Yesterday, I telephoned an old friend in Johannesburg to commiserate with her about the death of Nelson Mandela. What depressed her, she said, was not so much the passing of her 95-year-old political hero, but having to watch his successor announce it to the world.
‘To see Jacob Zuma standing there in front of the TV cameras made me feel sick,’ she said. ‘He is the absolute opposite of everything Mandela believed in and lived for.’
As the world watches the Mandela obsequies being played out, a preening President Zuma will be the awful spectre at the wake, escorting presidents, prime ministers and princes around the ceremonies.
He is the embodiment of how the African National Congress, the oldest liberation movement in the world, has rotted from within and abandoned its founding principles as the defender of the poor and powerless black majority.
Tainted: President Jacob Zuma is the embodiment
of how the African National Congress,
the oldest liberation movement in the
world, has rotted from within.
Nkandla - before.
Nkandla - after.
After colluding with Zuma in keeping an official report into the project secret, the ANC this week gave in to pressure and said South Africans do indeed have the right to know how their money was spent.
It is likely that the opposition in Parliament will make token efforts to impeach Zuma, but equally certain that because the public is so inured to corruption, he will be re-elected president in next year’s elections.
Not that Zuma is alone in funnelling state money for his own benefit. Today in South Africa, no road is built, no hole dug, no airport terminal extended without the payment of kickbacks to the politically well-connected.

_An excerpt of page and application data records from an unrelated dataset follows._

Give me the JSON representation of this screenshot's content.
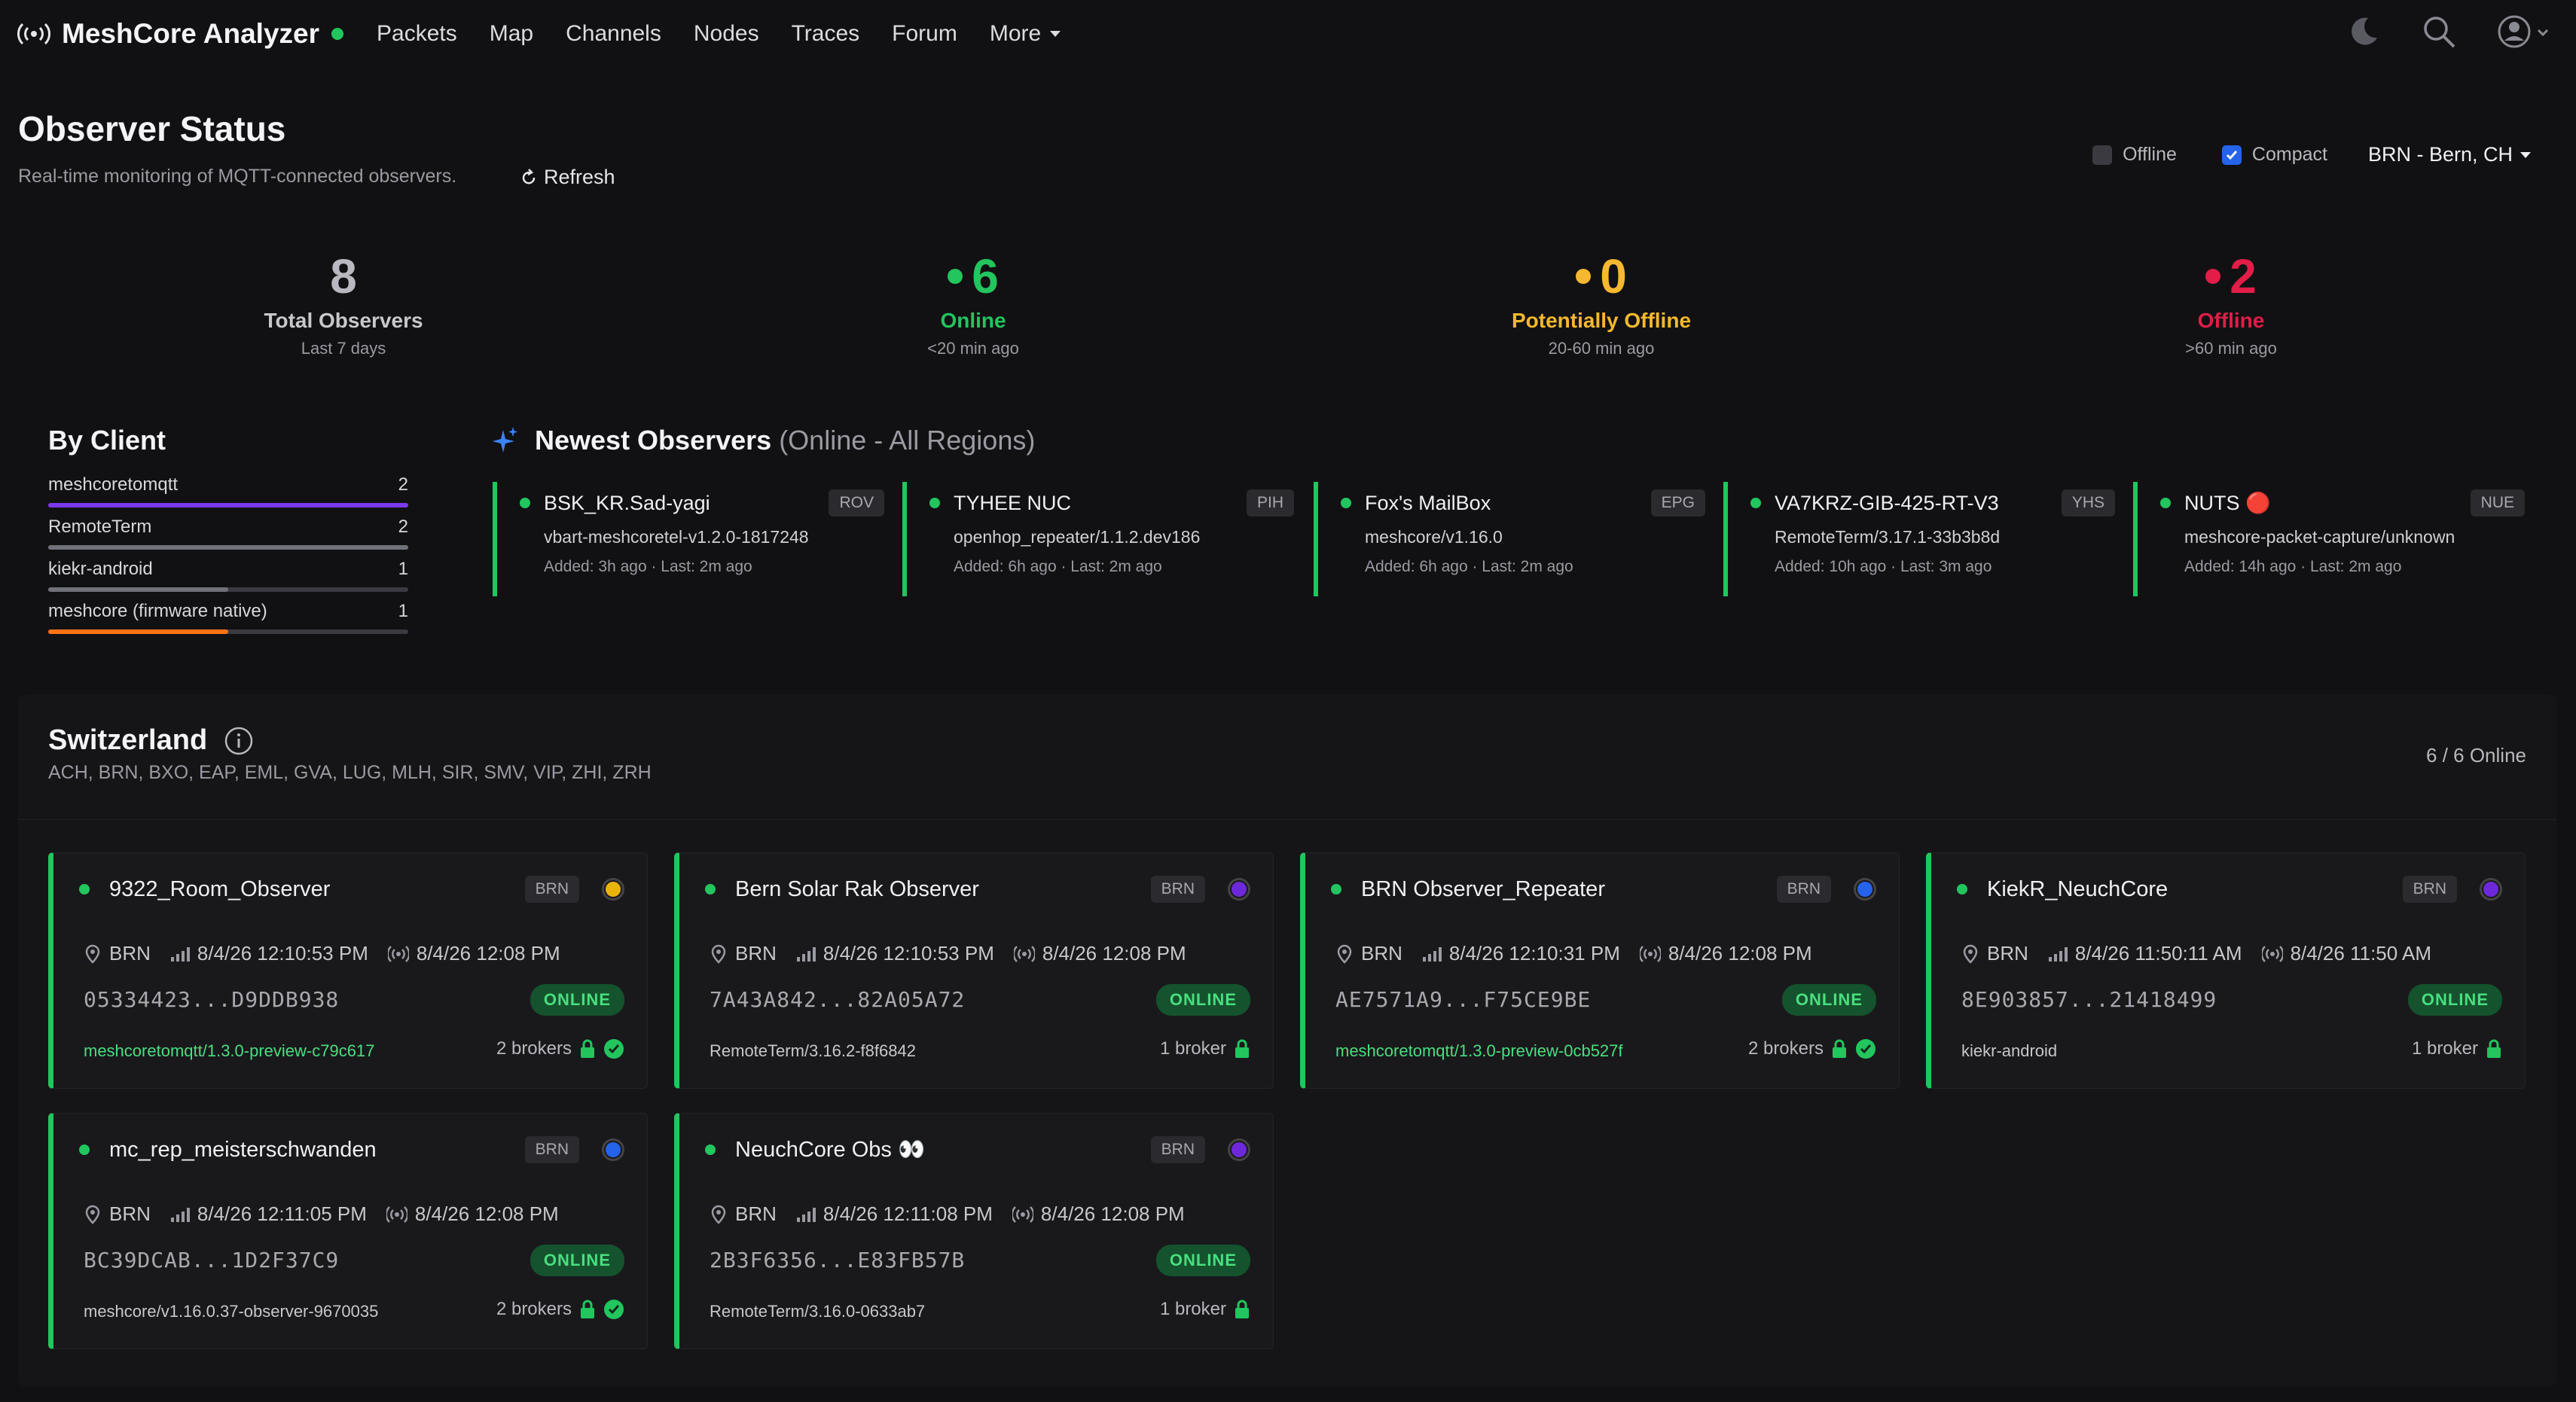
{
  "nav": {
    "brand": "MeshCore Analyzer",
    "links": [
      "Packets",
      "Map",
      "Channels",
      "Nodes",
      "Traces",
      "Forum"
    ],
    "more": "More",
    "icons": [
      "moon-icon",
      "search-icon",
      "user-icon"
    ]
  },
  "header": {
    "title": "Observer Status",
    "subtitle": "Real-time monitoring of MQTT-connected observers.",
    "refresh": "Refresh",
    "filter_offline": "Offline",
    "filter_compact": "Compact",
    "region": "BRN - Bern, CH"
  },
  "stats": [
    {
      "value": "8",
      "label": "Total Observers",
      "sub": "Last 7 days",
      "color": "#9a9aa2"
    },
    {
      "value": "6",
      "label": "Online",
      "sub": "<20 min ago",
      "color": "#22c55e"
    },
    {
      "value": "0",
      "label": "Potentially Offline",
      "sub": "20-60 min ago",
      "color": "#f5b82e"
    },
    {
      "value": "2",
      "label": "Offline",
      "sub": ">60 min ago",
      "color": "#e11d48"
    }
  ],
  "by_client": {
    "title": "By Client",
    "items": [
      {
        "name": "meshcoretomqtt",
        "count": "2",
        "fraction": 1.0,
        "color": "#7c3aed"
      },
      {
        "name": "RemoteTerm",
        "count": "2",
        "fraction": 1.0,
        "color": "#71717a"
      },
      {
        "name": "kiekr-android",
        "count": "1",
        "fraction": 0.5,
        "color": "#71717a"
      },
      {
        "name": "meshcore (firmware native)",
        "count": "1",
        "fraction": 0.5,
        "color": "#f97316"
      }
    ]
  },
  "newest": {
    "title": "Newest Observers",
    "scope": "(Online - All Regions)",
    "items": [
      {
        "name": "BSK_KR.Sad-yagi",
        "tag": "ROV",
        "version": "vbart-meshcoretel-v1.2.0-1817248",
        "added": "Added: 3h ago · Last: 2m ago"
      },
      {
        "name": "TYHEE NUC",
        "tag": "PIH",
        "version": "openhop_repeater/1.1.2.dev186",
        "added": "Added: 6h ago · Last: 2m ago"
      },
      {
        "name": "Fox's MailBox",
        "tag": "EPG",
        "version": "meshcore/v1.16.0",
        "added": "Added: 6h ago · Last: 2m ago"
      },
      {
        "name": "VA7KRZ-GIB-425-RT-V3",
        "tag": "YHS",
        "version": "RemoteTerm/3.17.1-33b3b8d",
        "added": "Added: 10h ago · Last: 3m ago"
      },
      {
        "name": "NUTS 🔴",
        "tag": "NUE",
        "version": "meshcore-packet-capture/unknown",
        "added": "Added: 14h ago · Last: 2m ago"
      }
    ]
  },
  "region": {
    "name": "Switzerland",
    "codes": "ACH, BRN, BXO, EAP, EML, GVA, LUG, MLH, SIR, SMV, VIP, ZHI, ZRH",
    "online": "6 / 6 Online",
    "observers": [
      {
        "name": "9322_Room_Observer",
        "tag": "BRN",
        "ring": "#eab308",
        "loc": "BRN",
        "signal": "8/4/26 12:10:53 PM",
        "radio": "8/4/26 12:08 PM",
        "key": "05334423...D9DDB938",
        "status": "ONLINE",
        "version": "meshcoretomqtt/1.3.0-preview-c79c617",
        "green": true,
        "brokers": "2 brokers",
        "check": true
      },
      {
        "name": "Bern Solar Rak Observer",
        "tag": "BRN",
        "ring": "#6d28d9",
        "loc": "BRN",
        "signal": "8/4/26 12:10:53 PM",
        "radio": "8/4/26 12:08 PM",
        "key": "7A43A842...82A05A72",
        "status": "ONLINE",
        "version": "RemoteTerm/3.16.2-f8f6842",
        "green": false,
        "brokers": "1 broker",
        "check": false
      },
      {
        "name": "BRN Observer_Repeater",
        "tag": "BRN",
        "ring": "#2563eb",
        "loc": "BRN",
        "signal": "8/4/26 12:10:31 PM",
        "radio": "8/4/26 12:08 PM",
        "key": "AE7571A9...F75CE9BE",
        "status": "ONLINE",
        "version": "meshcoretomqtt/1.3.0-preview-0cb527f",
        "green": true,
        "brokers": "2 brokers",
        "check": true
      },
      {
        "name": "KiekR_NeuchCore",
        "tag": "BRN",
        "ring": "#6d28d9",
        "loc": "BRN",
        "signal": "8/4/26 11:50:11 AM",
        "radio": "8/4/26 11:50 AM",
        "key": "8E903857...21418499",
        "status": "ONLINE",
        "version": "kiekr-android",
        "green": false,
        "brokers": "1 broker",
        "check": false
      },
      {
        "name": "mc_rep_meisterschwanden",
        "tag": "BRN",
        "ring": "#2563eb",
        "loc": "BRN",
        "signal": "8/4/26 12:11:05 PM",
        "radio": "8/4/26 12:08 PM",
        "key": "BC39DCAB...1D2F37C9",
        "status": "ONLINE",
        "version": "meshcore/v1.16.0.37-observer-9670035",
        "green": false,
        "brokers": "2 brokers",
        "check": true
      },
      {
        "name": "NeuchCore Obs 👀",
        "tag": "BRN",
        "ring": "#6d28d9",
        "loc": "BRN",
        "signal": "8/4/26 12:11:08 PM",
        "radio": "8/4/26 12:08 PM",
        "key": "2B3F6356...E83FB57B",
        "status": "ONLINE",
        "version": "RemoteTerm/3.16.0-0633ab7",
        "green": false,
        "brokers": "1 broker",
        "check": false
      }
    ]
  }
}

In life, Mandela — who, as a foreign correspondent, I watched walk free from prison near Cape Town on February 11, 1990 — held his nation together.
Today the country faces uncertainty.
As Archbishop Desmond Tutu said this week: ‘What is going to happen to us now our father has died?’
True, Mandela was scarcely well for the past five years or so, but that did not matter, for his very presence — weak as he was — served as a restraining force against those who might push too far against the ideals of the transition to democracy.
When he lived, he was a symbol of hope, and a warning of what might have been had the last white President F.W. de Klerk not had the courage to free him, and had Mandela lacked the grace to reciprocate with peace and reconciliation.